Task goal. Find the string "Wrench" in the listing below and return each line it appears in.

Data for this exercise.
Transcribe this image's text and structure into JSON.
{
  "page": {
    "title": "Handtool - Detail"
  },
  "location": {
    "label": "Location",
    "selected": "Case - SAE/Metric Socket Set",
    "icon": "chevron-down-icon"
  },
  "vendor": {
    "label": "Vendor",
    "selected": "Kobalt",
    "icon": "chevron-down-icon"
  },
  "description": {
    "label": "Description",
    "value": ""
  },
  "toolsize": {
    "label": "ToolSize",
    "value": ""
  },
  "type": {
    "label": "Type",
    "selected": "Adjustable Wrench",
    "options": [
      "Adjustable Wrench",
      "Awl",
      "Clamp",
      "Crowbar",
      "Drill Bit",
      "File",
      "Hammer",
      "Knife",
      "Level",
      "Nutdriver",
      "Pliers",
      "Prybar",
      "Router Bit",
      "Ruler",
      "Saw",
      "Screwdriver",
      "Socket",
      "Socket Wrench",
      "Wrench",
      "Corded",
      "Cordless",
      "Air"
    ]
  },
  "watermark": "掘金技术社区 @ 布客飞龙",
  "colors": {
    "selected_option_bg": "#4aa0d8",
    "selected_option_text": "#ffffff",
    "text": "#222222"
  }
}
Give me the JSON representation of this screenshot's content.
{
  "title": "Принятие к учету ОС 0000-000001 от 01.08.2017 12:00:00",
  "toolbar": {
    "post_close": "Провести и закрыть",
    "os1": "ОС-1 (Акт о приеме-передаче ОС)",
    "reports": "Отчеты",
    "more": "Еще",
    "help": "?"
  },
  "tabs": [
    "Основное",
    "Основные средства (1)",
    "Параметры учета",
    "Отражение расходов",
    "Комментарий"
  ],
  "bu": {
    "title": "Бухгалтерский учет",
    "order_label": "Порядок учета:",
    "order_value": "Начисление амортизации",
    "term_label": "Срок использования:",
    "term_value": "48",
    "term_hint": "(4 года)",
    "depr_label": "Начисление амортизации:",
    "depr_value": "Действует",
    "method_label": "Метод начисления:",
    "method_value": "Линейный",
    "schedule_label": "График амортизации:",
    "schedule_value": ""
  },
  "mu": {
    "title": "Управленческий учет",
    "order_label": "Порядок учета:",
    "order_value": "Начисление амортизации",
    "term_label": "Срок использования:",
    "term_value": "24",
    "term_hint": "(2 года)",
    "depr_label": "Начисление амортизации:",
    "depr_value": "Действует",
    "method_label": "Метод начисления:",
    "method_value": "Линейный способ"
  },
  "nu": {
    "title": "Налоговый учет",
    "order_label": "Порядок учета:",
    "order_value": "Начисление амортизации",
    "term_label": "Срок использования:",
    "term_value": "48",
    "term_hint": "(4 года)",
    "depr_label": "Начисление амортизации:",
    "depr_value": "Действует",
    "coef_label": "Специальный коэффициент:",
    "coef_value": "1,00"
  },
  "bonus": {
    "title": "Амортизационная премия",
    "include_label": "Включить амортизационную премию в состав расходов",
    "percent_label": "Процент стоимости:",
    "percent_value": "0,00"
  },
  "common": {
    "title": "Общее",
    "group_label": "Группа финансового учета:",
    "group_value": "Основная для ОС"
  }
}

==

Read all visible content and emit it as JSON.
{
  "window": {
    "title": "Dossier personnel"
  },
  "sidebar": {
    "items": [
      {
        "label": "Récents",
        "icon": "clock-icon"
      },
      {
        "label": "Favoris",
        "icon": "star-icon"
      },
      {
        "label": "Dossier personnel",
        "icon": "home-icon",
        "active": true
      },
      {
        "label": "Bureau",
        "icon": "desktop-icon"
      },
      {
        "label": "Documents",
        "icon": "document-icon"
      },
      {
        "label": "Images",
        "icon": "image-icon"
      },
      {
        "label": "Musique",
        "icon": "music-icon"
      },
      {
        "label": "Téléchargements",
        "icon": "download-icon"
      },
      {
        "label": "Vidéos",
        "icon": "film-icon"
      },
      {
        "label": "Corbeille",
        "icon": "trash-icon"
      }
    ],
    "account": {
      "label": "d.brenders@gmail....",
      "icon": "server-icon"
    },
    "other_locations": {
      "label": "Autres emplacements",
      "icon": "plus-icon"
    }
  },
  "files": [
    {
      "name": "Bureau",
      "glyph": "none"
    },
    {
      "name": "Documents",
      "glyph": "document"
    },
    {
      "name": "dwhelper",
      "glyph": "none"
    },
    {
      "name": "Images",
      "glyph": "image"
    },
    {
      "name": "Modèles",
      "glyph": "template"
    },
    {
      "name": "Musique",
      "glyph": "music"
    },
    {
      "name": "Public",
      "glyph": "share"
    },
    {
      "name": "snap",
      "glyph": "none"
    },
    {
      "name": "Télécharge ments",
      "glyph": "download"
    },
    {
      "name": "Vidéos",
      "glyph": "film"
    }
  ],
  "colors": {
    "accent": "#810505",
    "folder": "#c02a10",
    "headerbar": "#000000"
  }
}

Written reply.
    "selected": "Adjustable Wrench",
      "Adjustable Wrench",
      "Socket Wrench",
      "Wrench",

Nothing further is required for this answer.